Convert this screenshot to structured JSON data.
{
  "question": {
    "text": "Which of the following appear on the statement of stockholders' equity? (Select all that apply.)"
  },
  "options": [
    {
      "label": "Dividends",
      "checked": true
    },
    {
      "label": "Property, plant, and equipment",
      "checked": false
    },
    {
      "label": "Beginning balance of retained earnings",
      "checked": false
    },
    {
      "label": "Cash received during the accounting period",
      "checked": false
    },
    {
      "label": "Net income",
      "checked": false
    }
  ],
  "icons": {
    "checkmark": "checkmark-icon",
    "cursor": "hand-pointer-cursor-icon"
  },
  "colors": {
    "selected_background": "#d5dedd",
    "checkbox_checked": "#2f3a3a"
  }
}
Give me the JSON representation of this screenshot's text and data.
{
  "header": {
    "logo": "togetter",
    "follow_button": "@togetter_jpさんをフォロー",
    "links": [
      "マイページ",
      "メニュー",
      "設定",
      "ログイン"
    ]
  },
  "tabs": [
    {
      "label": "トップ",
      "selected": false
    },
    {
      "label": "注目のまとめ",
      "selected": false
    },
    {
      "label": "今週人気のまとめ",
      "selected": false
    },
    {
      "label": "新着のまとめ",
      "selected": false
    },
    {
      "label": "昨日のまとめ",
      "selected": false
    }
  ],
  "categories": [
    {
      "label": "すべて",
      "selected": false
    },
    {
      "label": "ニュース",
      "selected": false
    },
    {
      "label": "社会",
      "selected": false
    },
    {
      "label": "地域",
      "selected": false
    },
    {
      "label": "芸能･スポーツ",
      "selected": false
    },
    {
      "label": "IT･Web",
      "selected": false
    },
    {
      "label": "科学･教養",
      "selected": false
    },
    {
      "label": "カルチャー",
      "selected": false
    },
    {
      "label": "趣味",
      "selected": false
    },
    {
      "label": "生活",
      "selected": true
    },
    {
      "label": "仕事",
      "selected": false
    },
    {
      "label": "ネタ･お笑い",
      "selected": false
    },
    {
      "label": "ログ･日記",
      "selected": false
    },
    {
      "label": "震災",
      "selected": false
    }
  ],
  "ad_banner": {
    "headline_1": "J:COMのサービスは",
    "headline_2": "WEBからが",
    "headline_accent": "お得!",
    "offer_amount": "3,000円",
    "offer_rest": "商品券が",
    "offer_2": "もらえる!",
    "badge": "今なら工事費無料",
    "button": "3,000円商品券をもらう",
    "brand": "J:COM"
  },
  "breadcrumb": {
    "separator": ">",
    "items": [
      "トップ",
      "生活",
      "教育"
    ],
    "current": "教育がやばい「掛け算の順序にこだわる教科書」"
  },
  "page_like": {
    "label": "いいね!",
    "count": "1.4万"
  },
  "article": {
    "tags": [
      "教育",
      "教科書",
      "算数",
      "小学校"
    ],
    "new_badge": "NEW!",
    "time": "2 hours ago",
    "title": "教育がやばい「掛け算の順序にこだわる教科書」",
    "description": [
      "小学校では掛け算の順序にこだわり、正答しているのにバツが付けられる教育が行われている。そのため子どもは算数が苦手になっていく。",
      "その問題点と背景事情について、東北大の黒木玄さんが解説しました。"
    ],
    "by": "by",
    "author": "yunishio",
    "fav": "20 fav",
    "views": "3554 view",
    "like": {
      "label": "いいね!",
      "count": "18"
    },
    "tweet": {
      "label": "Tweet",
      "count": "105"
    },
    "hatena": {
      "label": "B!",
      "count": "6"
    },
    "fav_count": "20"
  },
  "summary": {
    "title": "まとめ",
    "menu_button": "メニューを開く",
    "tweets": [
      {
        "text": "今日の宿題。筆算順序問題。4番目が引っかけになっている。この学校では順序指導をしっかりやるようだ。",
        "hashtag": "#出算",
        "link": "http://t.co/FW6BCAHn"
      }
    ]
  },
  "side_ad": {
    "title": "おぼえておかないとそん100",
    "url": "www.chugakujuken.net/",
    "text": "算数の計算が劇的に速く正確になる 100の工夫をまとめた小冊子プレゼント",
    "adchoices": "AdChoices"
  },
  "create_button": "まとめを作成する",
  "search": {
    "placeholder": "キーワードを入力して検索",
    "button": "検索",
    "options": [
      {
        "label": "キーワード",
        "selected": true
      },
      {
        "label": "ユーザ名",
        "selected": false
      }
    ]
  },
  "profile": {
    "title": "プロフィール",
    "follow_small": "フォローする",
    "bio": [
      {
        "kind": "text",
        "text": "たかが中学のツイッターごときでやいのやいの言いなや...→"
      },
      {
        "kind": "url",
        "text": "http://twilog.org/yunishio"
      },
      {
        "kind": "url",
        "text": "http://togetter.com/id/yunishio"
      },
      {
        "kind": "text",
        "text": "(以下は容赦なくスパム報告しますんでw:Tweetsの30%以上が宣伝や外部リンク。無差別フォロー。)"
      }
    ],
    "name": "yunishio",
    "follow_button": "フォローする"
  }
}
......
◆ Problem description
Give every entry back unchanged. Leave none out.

◆ Answer box
Convert this screenshot to structured JSON data.
{
  "question": {
    "text": "Which of the following appear on the statement of stockholders' equity? (Select all that apply.)"
  },
  "options": [
    {
      "label": "Dividends",
      "checked": true
    },
    {
      "label": "Property, plant, and equipment",
      "checked": false
    },
    {
      "label": "Beginning balance of retained earnings",
      "checked": false
    },
    {
      "label": "Cash received during the accounting period",
      "checked": false
    },
    {
      "label": "Net income",
      "checked": false
    }
  ],
  "icons": {
    "checkmark": "checkmark-icon",
    "cursor": "hand-pointer-cursor-icon"
  },
  "colors": {
    "selected_background": "#d5dedd",
    "checkbox_checked": "#2f3a3a"
  }
}
Give me the JSON representation of this screenshot's text and data.
{
  "header": {
    "logo": "togetter",
    "follow_button": "@togetter_jpさんをフォロー",
    "links": [
      "マイページ",
      "メニュー",
      "設定",
      "ログイン"
    ]
  },
  "tabs": [
    {
      "label": "トップ",
      "selected": false
    },
    {
      "label": "注目のまとめ",
      "selected": false
    },
    {
      "label": "今週人気のまとめ",
      "selected": false
    },
    {
      "label": "新着のまとめ",
      "selected": false
    },
    {
      "label": "昨日のまとめ",
      "selected": false
    }
  ],
  "categories": [
    {
      "label": "すべて",
      "selected": false
    },
    {
      "label": "ニュース",
      "selected": false
    },
    {
      "label": "社会",
      "selected": false
    },
    {
      "label": "地域",
      "selected": false
    },
    {
      "label": "芸能･スポーツ",
      "selected": false
    },
    {
      "label": "IT･Web",
      "selected": false
    },
    {
      "label": "科学･教養",
      "selected": false
    },
    {
      "label": "カルチャー",
      "selected": false
    },
    {
      "label": "趣味",
      "selected": false
    },
    {
      "label": "生活",
      "selected": true
    },
    {
      "label": "仕事",
      "selected": false
    },
    {
      "label": "ネタ･お笑い",
      "selected": false
    },
    {
      "label": "ログ･日記",
      "selected": false
    },
    {
      "label": "震災",
      "selected": false
    }
  ],
  "ad_banner": {
    "headline_1": "J:COMのサービスは",
    "headline_2": "WEBからが",
    "headline_accent": "お得!",
    "offer_amount": "3,000円",
    "offer_rest": "商品券が",
    "offer_2": "もらえる!",
    "badge": "今なら工事費無料",
    "button": "3,000円商品券をもらう",
    "brand": "J:COM"
  },
  "breadcrumb": {
    "separator": ">",
    "items": [
      "トップ",
      "生活",
      "教育"
    ],
    "current": "教育がやばい「掛け算の順序にこだわる教科書」"
  },
  "page_like": {
    "label": "いいね!",
    "count": "1.4万"
  },
  "article": {
    "tags": [
      "教育",
      "教科書",
      "算数",
      "小学校"
    ],
    "new_badge": "NEW!",
    "time": "2 hours ago",
    "title": "教育がやばい「掛け算の順序にこだわる教科書」",
    "description": [
      "小学校では掛け算の順序にこだわり、正答しているのにバツが付けられる教育が行われている。そのため子どもは算数が苦手になっていく。",
      "その問題点と背景事情について、東北大の黒木玄さんが解説しました。"
    ],
    "by": "by",
    "author": "yunishio",
    "fav": "20 fav",
    "views": "3554 view",
    "like": {
      "label": "いいね!",
      "count": "18"
    },
    "tweet": {
      "label": "Tweet",
      "count": "105"
    },
    "hatena": {
      "label": "B!",
      "count": "6"
    },
    "fav_count": "20"
  },
  "summary": {
    "title": "まとめ",
    "menu_button": "メニューを開く",
    "tweets": [
      {
        "text": "今日の宿題。筆算順序問題。4番目が引っかけになっている。この学校では順序指導をしっかりやるようだ。",
        "hashtag": "#出算",
        "link": "http://t.co/FW6BCAHn"
      }
    ]
  },
  "side_ad": {
    "title": "おぼえておかないとそん100",
    "url": "www.chugakujuken.net/",
    "text": "算数の計算が劇的に速く正確になる 100の工夫をまとめた小冊子プレゼント",
    "adchoices": "AdChoices"
  },
  "create_button": "まとめを作成する",
  "search": {
    "placeholder": "キーワードを入力して検索",
    "button": "検索",
    "options": [
      {
        "label": "キーワード",
        "selected": true
      },
      {
        "label": "ユーザ名",
        "selected": false
      }
    ]
  },
  "profile": {
    "title": "プロフィール",
    "follow_small": "フォローする",
    "bio": [
      {
        "kind": "text",
        "text": "たかが中学のツイッターごときでやいのやいの言いなや...→"
      },
      {
        "kind": "url",
        "text": "http://twilog.org/yunishio"
      },
      {
        "kind": "url",
        "text": "http://togetter.com/id/yunishio"
      },
      {
        "kind": "text",
        "text": "(以下は容赦なくスパム報告しますんでw:Tweetsの30%以上が宣伝や外部リンク。無差別フォロー。)"
      }
    ],
    "name": "yunishio",
    "follow_button": "フォローする"
  }
}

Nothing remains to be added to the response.